▽
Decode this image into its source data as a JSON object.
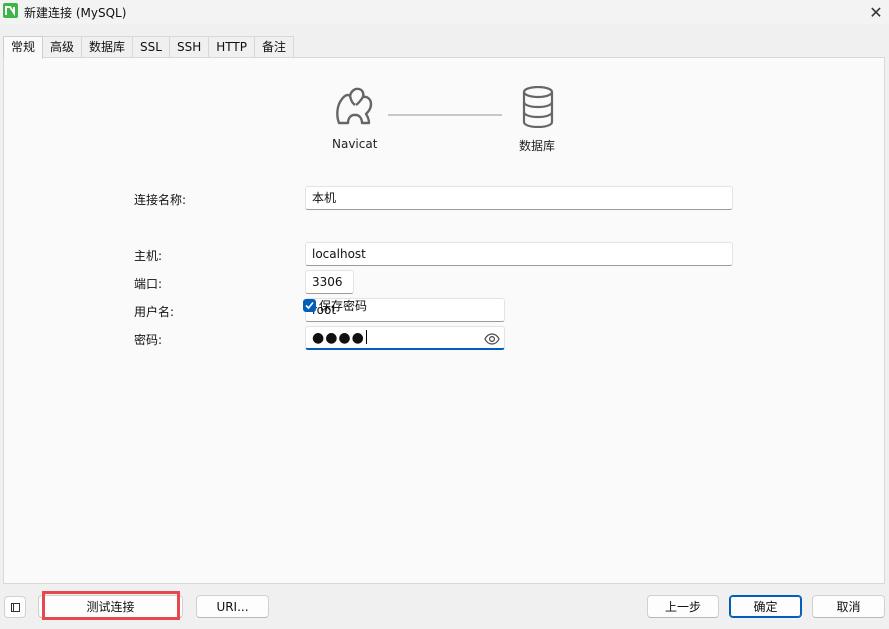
{
  "window": {
    "title": "新建连接 (MySQL)",
    "close_glyph": "✕"
  },
  "tabs": [
    {
      "label": "常规",
      "active": true
    },
    {
      "label": "高级"
    },
    {
      "label": "数据库"
    },
    {
      "label": "SSL"
    },
    {
      "label": "SSH"
    },
    {
      "label": "HTTP"
    },
    {
      "label": "备注"
    }
  ],
  "diagram": {
    "left_label": "Navicat",
    "right_label": "数据库",
    "left_icon": "navicat-logo-icon",
    "right_icon": "database-icon"
  },
  "form": {
    "connection_name": {
      "label": "连接名称:",
      "value": "本机"
    },
    "host": {
      "label": "主机:",
      "value": "localhost"
    },
    "port": {
      "label": "端口:",
      "value": "3306"
    },
    "username": {
      "label": "用户名:",
      "value": "root"
    },
    "password": {
      "label": "密码:",
      "masked": "●●●●",
      "reveal_icon": "eye-icon"
    },
    "save_password": {
      "label": "保存密码",
      "checked": true
    }
  },
  "footer": {
    "test_connection": "测试连接",
    "uri": "URI...",
    "previous": "上一步",
    "ok": "确定",
    "cancel": "取消"
  },
  "colors": {
    "accent": "#005fb8",
    "highlight": "#e5484d",
    "brand": "#3cb54a"
  }
}
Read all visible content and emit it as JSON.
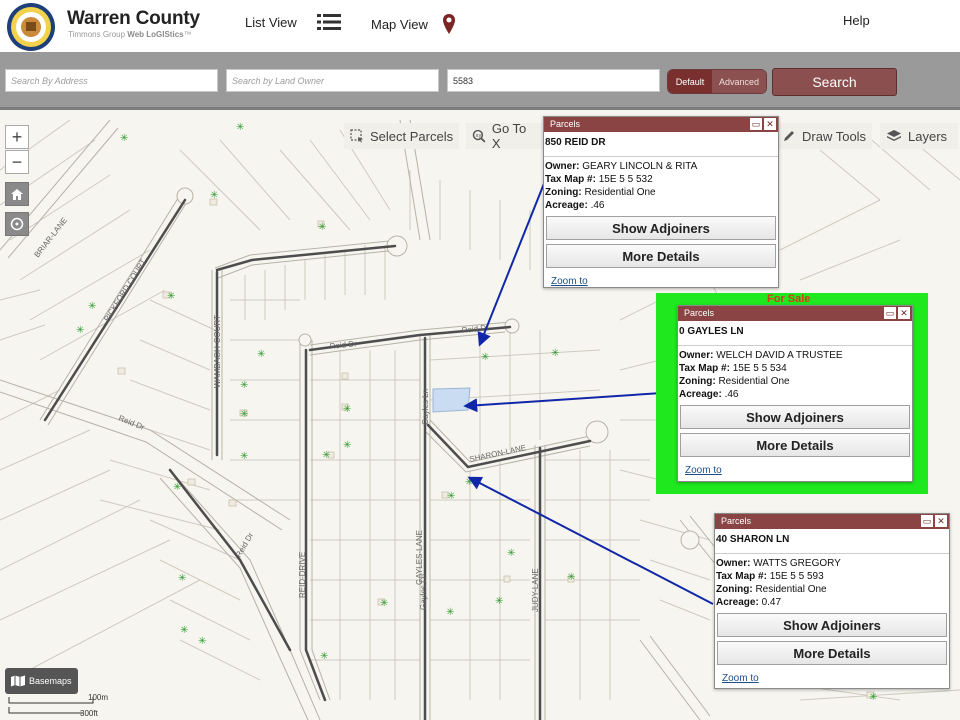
{
  "header": {
    "title": "Warren County",
    "subtitle_prefix": "Timmons Group ",
    "subtitle_brand": "Web LoGIStics",
    "subtitle_tm": "™",
    "nav_list_view": "List View",
    "nav_map_view": "Map View",
    "nav_help": "Help"
  },
  "search": {
    "address_placeholder": "Search By Address",
    "owner_placeholder": "Search by Land Owner",
    "query_value": "5583",
    "mode_default": "Default",
    "mode_advanced": "Advanced",
    "search_label": "Search"
  },
  "map_tools": {
    "zoom_in": "+",
    "zoom_out": "−",
    "select_parcels": "Select Parcels",
    "go_to_xy": "Go To X",
    "draw_tools": "Draw Tools",
    "layers": "Layers",
    "basemaps": "Basemaps",
    "scale_m": "100m",
    "scale_ft": "300ft"
  },
  "roads": {
    "briar_lane": "BRIAR-LANE",
    "pickford_court": "PICKFORD COURT",
    "wambagh_court": "WAMBAGH-COURT",
    "reid_dr_top": "Reid Dr",
    "reid_dr_mid": "Reid Dr",
    "reid_dr_left": "Reid Dr",
    "reid_dr_bottom": "Reid Dr",
    "reid_drive": "REID-DRIVE",
    "gayles_lane": "GAYLES-LANE",
    "gayles_ln": "Gayles Ln",
    "gayles_ln_2": "Gayles Ln",
    "sharon_lane": "SHARON-LANE",
    "judy_lane": "JUDY-LANE"
  },
  "popups": [
    {
      "title": "Parcels",
      "address": "850 REID DR",
      "owner_label": "Owner:",
      "owner": "GEARY LINCOLN & RITA",
      "taxmap_label": "Tax Map #:",
      "taxmap": "15E 5 5 532",
      "zoning_label": "Zoning:",
      "zoning": "Residential One",
      "acreage_label": "Acreage:",
      "acreage": ".46",
      "show_adjoiners": "Show Adjoiners",
      "more_details": "More Details",
      "zoom_to": "Zoom to"
    },
    {
      "title": "Parcels",
      "address": "0 GAYLES LN",
      "owner_label": "Owner:",
      "owner": "WELCH DAVID A TRUSTEE",
      "taxmap_label": "Tax Map #:",
      "taxmap": "15E 5 5 534",
      "zoning_label": "Zoning:",
      "zoning": "Residential One",
      "acreage_label": "Acreage:",
      "acreage": ".46",
      "show_adjoiners": "Show Adjoiners",
      "more_details": "More Details",
      "zoom_to": "Zoom to"
    },
    {
      "title": "Parcels",
      "address": "40 SHARON LN",
      "owner_label": "Owner:",
      "owner": "WATTS GREGORY",
      "taxmap_label": "Tax Map #:",
      "taxmap": "15E 5 5 593",
      "zoning_label": "Zoning:",
      "zoning": "Residential One",
      "acreage_label": "Acreage:",
      "acreage": "0.47",
      "show_adjoiners": "Show Adjoiners",
      "more_details": "More Details",
      "zoom_to": "Zoom to"
    }
  ],
  "for_sale_label": "For Sale",
  "colors": {
    "accent_maroon": "#8b4444",
    "for_sale_green": "#1fe81f",
    "for_sale_text": "#d83a1a",
    "arrow_blue": "#1028a8",
    "highlight_parcel": "#c9dcf2"
  }
}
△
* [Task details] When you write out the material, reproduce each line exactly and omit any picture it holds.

* [Result]
Decode this image into its source data as a JSON object.
{
  "window": {
    "title": "新建连接 (MySQL)",
    "close_glyph": "✕"
  },
  "tabs": [
    {
      "label": "常规",
      "active": true
    },
    {
      "label": "高级"
    },
    {
      "label": "数据库"
    },
    {
      "label": "SSL"
    },
    {
      "label": "SSH"
    },
    {
      "label": "HTTP"
    },
    {
      "label": "备注"
    }
  ],
  "diagram": {
    "left_label": "Navicat",
    "right_label": "数据库",
    "left_icon": "navicat-logo-icon",
    "right_icon": "database-icon"
  },
  "form": {
    "connection_name": {
      "label": "连接名称:",
      "value": "本机"
    },
    "host": {
      "label": "主机:",
      "value": "localhost"
    },
    "port": {
      "label": "端口:",
      "value": "3306"
    },
    "username": {
      "label": "用户名:",
      "value": "root"
    },
    "password": {
      "label": "密码:",
      "masked": "●●●●",
      "reveal_icon": "eye-icon"
    },
    "save_password": {
      "label": "保存密码",
      "checked": true
    }
  },
  "footer": {
    "test_connection": "测试连接",
    "uri": "URI...",
    "previous": "上一步",
    "ok": "确定",
    "cancel": "取消"
  },
  "colors": {
    "accent": "#005fb8",
    "highlight": "#e5484d",
    "brand": "#3cb54a"
  }
}
Read all visible content and emit it as JSON.
{
  "header": {
    "title": "Warren County",
    "subtitle_prefix": "Timmons Group ",
    "subtitle_brand": "Web LoGIStics",
    "subtitle_tm": "™",
    "nav_list_view": "List View",
    "nav_map_view": "Map View",
    "nav_help": "Help"
  },
  "search": {
    "address_placeholder": "Search By Address",
    "owner_placeholder": "Search by Land Owner",
    "query_value": "5583",
    "mode_default": "Default",
    "mode_advanced": "Advanced",
    "search_label": "Search"
  },
  "map_tools": {
    "zoom_in": "+",
    "zoom_out": "−",
    "select_parcels": "Select Parcels",
    "go_to_xy": "Go To X",
    "draw_tools": "Draw Tools",
    "layers": "Layers",
    "basemaps": "Basemaps",
    "scale_m": "100m",
    "scale_ft": "300ft"
  },
  "roads": {
    "briar_lane": "BRIAR-LANE",
    "pickford_court": "PICKFORD COURT",
    "wambagh_court": "WAMBAGH-COURT",
    "reid_dr_top": "Reid Dr",
    "reid_dr_mid": "Reid Dr",
    "reid_dr_left": "Reid Dr",
    "reid_dr_bottom": "Reid Dr",
    "reid_drive": "REID-DRIVE",
    "gayles_lane": "GAYLES-LANE",
    "gayles_ln": "Gayles Ln",
    "gayles_ln_2": "Gayles Ln",
    "sharon_lane": "SHARON-LANE",
    "judy_lane": "JUDY-LANE"
  },
  "popups": [
    {
      "title": "Parcels",
      "address": "850 REID DR",
      "owner_label": "Owner:",
      "owner": "GEARY LINCOLN & RITA",
      "taxmap_label": "Tax Map #:",
      "taxmap": "15E 5 5 532",
      "zoning_label": "Zoning:",
      "zoning": "Residential One",
      "acreage_label": "Acreage:",
      "acreage": ".46",
      "show_adjoiners": "Show Adjoiners",
      "more_details": "More Details",
      "zoom_to": "Zoom to"
    },
    {
      "title": "Parcels",
      "address": "0 GAYLES LN",
      "owner_label": "Owner:",
      "owner": "WELCH DAVID A TRUSTEE",
      "taxmap_label": "Tax Map #:",
      "taxmap": "15E 5 5 534",
      "zoning_label": "Zoning:",
      "zoning": "Residential One",
      "acreage_label": "Acreage:",
      "acreage": ".46",
      "show_adjoiners": "Show Adjoiners",
      "more_details": "More Details",
      "zoom_to": "Zoom to"
    },
    {
      "title": "Parcels",
      "address": "40 SHARON LN",
      "owner_label": "Owner:",
      "owner": "WATTS GREGORY",
      "taxmap_label": "Tax Map #:",
      "taxmap": "15E 5 5 593",
      "zoning_label": "Zoning:",
      "zoning": "Residential One",
      "acreage_label": "Acreage:",
      "acreage": "0.47",
      "show_adjoiners": "Show Adjoiners",
      "more_details": "More Details",
      "zoom_to": "Zoom to"
    }
  ],
  "for_sale_label": "For Sale",
  "colors": {
    "accent_maroon": "#8b4444",
    "for_sale_green": "#1fe81f",
    "for_sale_text": "#d83a1a",
    "arrow_blue": "#1028a8",
    "highlight_parcel": "#c9dcf2"
  }
}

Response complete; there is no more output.